So there is a probable reason for taking different types of the same vaccine, For Example, the vaccine developed by AstraZeneca and Oxford utilises viral-vector platforms for the possibility that a body might develop immunity against the adenovirus in it. The adenovirus used in the vaccine was the one which infected chimpanzees.
According to Krammer: “We don’t have immunity against those, but we might develop immunity after the first shot, in which case the second dose might be less effective.”
The dangers against mixing vaccines in the body.
The probable dangers of injecting multiple types of vaccine need to yet be discussed and researched. However, one may not know the vaccine they’re being inoculated with. For example, if you were administered a Moderna vaccine as your first shot against the Coronavirus, you can be potentially administered a booster shot of the Moderna vaccine.
This wouldn’t necessarily cause any potential harm to your body, However, it is essential to take the booster shots of both the vaccines, otherwise, both will fall ineffective.
Barker adds: “If you had two different vaccines that used different parts of the virus, you would make two different immune responses instead of getting a boost to the first one. It might further boost your immune response, but whether that boost matters is not clear. More doesn’t necessarily last longer in your body. At some point, you get enough of a response, so more doesn’t add anything.”
So while there isn’t a lot of documented danger against having mixing multiple vaccines of the same pathogen, for COVID-19 it would be smart to not go and mix up the vaccines as this is a new disease with a new vaccine, which many even researchers don’t know a lot about.
Angela Rasmussen, a virologist at the Center for Global Health Science and Security at Georgetown University, Washington, D.C reveals: “I don’t think we have nearly enough information that people should start mixing and matching COVID-19 vaccines. It’s a novel virus with a novel vaccine. We shouldn’t rush into it.”

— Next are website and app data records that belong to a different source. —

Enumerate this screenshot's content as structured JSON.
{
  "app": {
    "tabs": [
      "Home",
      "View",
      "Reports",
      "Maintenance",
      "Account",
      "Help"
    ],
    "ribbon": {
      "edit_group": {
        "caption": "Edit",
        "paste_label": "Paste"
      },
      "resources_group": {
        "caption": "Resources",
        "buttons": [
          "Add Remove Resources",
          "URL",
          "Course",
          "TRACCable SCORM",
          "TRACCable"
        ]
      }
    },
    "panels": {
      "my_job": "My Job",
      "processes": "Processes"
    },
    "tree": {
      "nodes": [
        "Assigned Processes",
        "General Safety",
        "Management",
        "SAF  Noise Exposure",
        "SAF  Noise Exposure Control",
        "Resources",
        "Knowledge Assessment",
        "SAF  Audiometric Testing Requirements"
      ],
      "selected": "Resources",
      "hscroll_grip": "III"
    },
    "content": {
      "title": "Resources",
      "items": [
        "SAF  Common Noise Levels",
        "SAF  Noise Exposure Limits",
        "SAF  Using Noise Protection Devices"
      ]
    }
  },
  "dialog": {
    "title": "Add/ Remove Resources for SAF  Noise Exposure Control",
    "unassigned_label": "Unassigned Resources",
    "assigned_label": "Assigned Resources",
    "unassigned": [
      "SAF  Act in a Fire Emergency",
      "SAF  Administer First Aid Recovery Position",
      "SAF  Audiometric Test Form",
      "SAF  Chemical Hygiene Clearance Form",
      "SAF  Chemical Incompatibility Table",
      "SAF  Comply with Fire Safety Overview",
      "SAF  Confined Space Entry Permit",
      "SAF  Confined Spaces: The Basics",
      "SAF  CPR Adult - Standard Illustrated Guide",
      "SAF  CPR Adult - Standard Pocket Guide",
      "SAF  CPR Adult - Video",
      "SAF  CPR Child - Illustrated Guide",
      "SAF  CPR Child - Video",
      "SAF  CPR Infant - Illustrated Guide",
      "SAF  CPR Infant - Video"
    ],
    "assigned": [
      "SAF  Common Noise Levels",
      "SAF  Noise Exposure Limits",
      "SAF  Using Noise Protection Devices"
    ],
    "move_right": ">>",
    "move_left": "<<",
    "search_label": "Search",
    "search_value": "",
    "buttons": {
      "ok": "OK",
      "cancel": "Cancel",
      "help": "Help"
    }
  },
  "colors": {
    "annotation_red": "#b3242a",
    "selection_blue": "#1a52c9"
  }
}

So there you have it, while you can take multiple vaccines against COVID-19, as this is caused by a new virus, it would be smart to not do it and continue taking the same form of vaccine until further research reveals more about the virus.